The locavorous movement encourages consumers to buy from farmers’ markets or even to grow or pick their own food, arguing that fresh, local products are more nutritious and taste better.

Locavores also shun supermarket offerings as an environmentally friendly measure, since shipping food over long distances often requires more fuel for transportation.

Locavore was coined in 2005 by a group of four women in San Francisco who proposed that local residents should try to eat only food grown or produced within a 100-mile radius. Other regional movements have emerged since then, although some groups refer to themselves as localvores; that is, [local]vores rather than locavores [loca]vores.
locavore, locavores
A person (or people) who eats only locally grown food; a blend of local and -vore.

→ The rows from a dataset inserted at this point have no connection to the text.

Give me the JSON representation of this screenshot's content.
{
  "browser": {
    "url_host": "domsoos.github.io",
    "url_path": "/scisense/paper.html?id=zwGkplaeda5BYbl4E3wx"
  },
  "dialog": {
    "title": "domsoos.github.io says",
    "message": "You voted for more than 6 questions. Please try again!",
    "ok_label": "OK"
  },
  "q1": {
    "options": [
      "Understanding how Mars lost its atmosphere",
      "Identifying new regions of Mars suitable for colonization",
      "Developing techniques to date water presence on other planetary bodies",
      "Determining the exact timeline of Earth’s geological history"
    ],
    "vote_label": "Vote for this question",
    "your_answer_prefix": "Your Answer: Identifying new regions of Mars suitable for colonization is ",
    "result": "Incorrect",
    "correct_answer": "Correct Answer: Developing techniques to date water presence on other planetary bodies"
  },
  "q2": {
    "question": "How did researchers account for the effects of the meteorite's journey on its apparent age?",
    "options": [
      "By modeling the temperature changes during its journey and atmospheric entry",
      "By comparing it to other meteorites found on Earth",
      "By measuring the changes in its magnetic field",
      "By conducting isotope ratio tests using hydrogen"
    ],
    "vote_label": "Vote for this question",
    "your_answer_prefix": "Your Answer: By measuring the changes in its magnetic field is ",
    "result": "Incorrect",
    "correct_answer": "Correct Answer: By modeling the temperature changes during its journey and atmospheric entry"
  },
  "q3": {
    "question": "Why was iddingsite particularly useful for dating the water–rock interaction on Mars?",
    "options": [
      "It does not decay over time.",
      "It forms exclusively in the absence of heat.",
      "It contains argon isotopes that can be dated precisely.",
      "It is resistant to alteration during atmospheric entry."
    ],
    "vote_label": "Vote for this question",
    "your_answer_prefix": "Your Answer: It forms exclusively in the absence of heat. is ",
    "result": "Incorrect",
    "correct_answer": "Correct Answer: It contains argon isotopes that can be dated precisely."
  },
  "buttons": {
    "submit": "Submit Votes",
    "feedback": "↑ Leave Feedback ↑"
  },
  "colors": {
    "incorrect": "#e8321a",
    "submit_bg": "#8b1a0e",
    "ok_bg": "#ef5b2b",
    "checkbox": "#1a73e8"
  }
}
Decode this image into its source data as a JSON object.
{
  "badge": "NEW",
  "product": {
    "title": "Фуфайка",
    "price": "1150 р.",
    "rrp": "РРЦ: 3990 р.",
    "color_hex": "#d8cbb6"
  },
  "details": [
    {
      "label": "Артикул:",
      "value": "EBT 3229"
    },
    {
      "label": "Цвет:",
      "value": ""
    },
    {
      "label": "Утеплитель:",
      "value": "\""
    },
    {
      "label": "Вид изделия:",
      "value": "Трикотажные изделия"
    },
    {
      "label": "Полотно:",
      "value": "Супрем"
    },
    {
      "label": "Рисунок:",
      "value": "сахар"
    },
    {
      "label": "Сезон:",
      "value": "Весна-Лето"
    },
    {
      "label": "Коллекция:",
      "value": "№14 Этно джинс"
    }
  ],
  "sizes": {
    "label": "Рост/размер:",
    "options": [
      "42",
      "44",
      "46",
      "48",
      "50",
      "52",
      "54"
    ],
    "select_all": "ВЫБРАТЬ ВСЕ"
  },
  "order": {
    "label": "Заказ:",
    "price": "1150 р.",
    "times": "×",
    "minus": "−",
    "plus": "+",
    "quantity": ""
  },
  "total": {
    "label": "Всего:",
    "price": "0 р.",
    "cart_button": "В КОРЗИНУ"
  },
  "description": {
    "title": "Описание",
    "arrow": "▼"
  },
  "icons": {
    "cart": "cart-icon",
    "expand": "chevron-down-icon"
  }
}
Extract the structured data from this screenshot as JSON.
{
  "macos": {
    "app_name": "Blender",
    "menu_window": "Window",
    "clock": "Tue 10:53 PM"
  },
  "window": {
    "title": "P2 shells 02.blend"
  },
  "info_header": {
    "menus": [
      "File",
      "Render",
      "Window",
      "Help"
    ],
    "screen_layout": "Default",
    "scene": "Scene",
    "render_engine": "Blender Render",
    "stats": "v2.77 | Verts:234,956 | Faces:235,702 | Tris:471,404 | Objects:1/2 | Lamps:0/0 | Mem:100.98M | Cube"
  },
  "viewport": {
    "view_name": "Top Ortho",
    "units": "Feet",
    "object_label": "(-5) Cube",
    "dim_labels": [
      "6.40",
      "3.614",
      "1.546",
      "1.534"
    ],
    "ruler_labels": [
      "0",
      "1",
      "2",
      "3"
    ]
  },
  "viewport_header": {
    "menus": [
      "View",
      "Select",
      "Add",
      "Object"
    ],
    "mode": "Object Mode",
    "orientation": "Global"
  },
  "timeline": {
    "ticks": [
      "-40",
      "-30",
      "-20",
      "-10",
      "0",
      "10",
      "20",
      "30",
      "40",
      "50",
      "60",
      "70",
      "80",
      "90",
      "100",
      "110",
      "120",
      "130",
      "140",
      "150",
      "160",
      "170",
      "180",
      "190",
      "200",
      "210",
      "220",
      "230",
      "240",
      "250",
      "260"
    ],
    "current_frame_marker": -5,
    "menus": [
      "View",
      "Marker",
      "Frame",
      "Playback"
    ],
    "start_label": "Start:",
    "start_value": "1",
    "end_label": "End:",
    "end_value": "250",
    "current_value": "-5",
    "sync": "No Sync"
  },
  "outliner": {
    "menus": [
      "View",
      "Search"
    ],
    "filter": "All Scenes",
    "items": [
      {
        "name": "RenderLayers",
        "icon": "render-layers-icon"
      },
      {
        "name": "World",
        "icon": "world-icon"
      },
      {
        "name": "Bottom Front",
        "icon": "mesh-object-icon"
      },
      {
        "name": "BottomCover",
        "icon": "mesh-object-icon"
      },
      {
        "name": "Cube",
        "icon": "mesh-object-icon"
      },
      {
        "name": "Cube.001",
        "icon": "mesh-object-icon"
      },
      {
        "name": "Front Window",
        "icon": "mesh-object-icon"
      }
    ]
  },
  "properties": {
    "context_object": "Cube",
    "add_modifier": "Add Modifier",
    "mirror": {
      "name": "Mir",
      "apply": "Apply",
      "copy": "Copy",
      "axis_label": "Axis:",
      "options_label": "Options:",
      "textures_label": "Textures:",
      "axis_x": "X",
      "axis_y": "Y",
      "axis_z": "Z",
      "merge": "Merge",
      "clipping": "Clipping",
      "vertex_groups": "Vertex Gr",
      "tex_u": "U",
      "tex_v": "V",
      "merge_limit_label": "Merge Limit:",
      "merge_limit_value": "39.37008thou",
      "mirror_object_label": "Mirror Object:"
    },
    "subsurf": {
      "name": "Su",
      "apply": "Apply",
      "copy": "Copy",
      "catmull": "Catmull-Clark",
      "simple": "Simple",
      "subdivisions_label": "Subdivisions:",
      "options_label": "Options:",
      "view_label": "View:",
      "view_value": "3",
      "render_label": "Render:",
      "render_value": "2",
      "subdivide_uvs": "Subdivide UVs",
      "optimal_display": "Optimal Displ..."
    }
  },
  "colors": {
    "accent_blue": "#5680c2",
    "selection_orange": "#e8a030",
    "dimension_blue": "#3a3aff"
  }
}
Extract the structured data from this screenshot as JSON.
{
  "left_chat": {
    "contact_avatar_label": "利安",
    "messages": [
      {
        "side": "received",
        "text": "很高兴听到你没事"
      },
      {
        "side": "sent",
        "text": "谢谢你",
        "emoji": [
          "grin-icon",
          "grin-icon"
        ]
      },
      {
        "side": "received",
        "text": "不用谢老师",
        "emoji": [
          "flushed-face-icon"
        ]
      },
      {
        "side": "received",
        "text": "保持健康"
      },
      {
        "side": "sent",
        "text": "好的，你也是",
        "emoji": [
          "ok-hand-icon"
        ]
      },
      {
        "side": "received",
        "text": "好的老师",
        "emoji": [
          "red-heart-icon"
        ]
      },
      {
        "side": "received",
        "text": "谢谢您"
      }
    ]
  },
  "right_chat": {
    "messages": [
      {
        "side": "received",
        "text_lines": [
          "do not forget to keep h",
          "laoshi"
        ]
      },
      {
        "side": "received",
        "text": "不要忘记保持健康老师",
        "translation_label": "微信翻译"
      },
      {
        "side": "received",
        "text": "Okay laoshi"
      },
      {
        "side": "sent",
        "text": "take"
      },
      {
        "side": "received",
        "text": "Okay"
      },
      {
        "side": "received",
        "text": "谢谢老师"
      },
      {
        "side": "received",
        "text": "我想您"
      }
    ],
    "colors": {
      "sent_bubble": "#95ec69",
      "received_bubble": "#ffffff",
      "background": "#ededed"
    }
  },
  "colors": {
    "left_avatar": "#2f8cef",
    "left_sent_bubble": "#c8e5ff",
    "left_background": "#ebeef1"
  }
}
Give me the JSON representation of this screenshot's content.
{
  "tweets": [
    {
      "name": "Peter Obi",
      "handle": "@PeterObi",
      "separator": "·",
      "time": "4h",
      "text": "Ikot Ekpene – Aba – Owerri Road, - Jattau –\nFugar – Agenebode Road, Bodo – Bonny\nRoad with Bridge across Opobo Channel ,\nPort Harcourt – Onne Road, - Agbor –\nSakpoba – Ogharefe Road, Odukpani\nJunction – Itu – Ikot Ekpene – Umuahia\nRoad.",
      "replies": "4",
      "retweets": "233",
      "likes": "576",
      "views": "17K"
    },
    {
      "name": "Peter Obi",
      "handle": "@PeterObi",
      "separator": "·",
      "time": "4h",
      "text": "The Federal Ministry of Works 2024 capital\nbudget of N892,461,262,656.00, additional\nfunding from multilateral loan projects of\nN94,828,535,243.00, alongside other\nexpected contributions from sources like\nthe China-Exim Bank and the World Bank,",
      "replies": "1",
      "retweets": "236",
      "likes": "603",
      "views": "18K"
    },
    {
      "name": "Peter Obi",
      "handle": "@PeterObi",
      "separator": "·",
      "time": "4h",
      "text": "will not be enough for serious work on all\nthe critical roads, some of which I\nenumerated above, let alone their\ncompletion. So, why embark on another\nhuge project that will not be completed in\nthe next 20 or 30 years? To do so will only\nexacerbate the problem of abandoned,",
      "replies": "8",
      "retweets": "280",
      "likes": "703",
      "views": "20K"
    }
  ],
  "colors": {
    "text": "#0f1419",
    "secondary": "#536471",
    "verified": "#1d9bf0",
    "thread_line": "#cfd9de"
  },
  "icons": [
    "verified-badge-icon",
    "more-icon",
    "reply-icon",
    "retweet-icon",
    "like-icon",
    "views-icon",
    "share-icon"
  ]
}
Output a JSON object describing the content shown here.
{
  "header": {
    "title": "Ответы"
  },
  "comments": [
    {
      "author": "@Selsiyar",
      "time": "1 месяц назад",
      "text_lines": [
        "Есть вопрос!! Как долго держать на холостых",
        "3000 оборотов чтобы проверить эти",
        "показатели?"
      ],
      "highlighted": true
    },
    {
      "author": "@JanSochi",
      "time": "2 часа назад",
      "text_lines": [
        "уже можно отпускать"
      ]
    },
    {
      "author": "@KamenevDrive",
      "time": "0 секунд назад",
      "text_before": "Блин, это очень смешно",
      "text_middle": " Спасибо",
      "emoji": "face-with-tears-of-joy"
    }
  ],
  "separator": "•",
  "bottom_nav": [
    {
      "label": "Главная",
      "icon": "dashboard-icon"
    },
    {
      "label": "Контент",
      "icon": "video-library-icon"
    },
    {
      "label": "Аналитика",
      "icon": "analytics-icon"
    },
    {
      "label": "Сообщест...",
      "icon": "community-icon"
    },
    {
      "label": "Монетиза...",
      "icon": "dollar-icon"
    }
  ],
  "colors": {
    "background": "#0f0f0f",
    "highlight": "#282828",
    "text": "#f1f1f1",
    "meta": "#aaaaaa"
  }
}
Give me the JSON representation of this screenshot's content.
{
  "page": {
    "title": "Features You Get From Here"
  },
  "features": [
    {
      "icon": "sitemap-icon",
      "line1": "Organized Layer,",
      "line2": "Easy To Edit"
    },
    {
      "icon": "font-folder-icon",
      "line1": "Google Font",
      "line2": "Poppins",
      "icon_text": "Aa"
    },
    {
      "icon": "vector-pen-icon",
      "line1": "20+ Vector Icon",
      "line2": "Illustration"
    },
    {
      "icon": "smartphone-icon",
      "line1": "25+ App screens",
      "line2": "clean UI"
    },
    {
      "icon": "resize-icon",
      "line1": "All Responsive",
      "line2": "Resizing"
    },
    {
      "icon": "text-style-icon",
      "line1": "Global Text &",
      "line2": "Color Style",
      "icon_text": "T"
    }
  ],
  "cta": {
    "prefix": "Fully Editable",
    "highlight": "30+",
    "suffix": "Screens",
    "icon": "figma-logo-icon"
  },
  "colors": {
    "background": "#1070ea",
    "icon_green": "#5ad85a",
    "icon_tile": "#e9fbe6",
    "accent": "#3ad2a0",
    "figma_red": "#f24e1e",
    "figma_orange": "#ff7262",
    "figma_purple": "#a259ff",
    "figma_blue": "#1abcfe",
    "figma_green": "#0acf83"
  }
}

There are herbivores and carnivores; now we also have locavores.

Locavores are dedicated to eating food grown near home. Some set a limit of 100 miles, some a modest 50. This eating program makes it all but impossible to drink coffee or eat chocolate chip cookies. Often, bread is taboo because the wheat is grown far away.

The idea is to save on fossil fuel which is used to transport out-of-season foods for thousands of miles, to raise some food for oneself, and to get in touch with a community of local farmers.

—Sylvia Carter, "Local foods—the best of all worlds", Newsday, May 23, 2007.
mellivore
mellivorous
Feeding or subsisting on honey.
mellivory (adjective)
merdivore
merdivorous
1. Eating dung and fecal matter (said of insects).
2. Etymology: from Latin merda and it is currently being used in French as merde, "dung, feces".
merdivory (adjective)
microbivore

Related "eat, eating" word units: brycho-; esculent-; esophago-; glutto-; phago-.

Cross references of word families that are related directly, or indirectly, to: "food, nutrition, nourishment": alimento-; broma-; carno-; cibo-; esculent-; sitio-; tropho-; Eating Crawling Snacks; Eating: Carnivorous-Plant "Pets"; Eating: Folivory or Leaf Eaters; Eating: Omnivorous.


Quiz If you would like to take self-scoring quizzes over some of the words in this thematic unit, then click on this Vorous Quiz section so you can evaluate your knowledge about some of these "eating" words.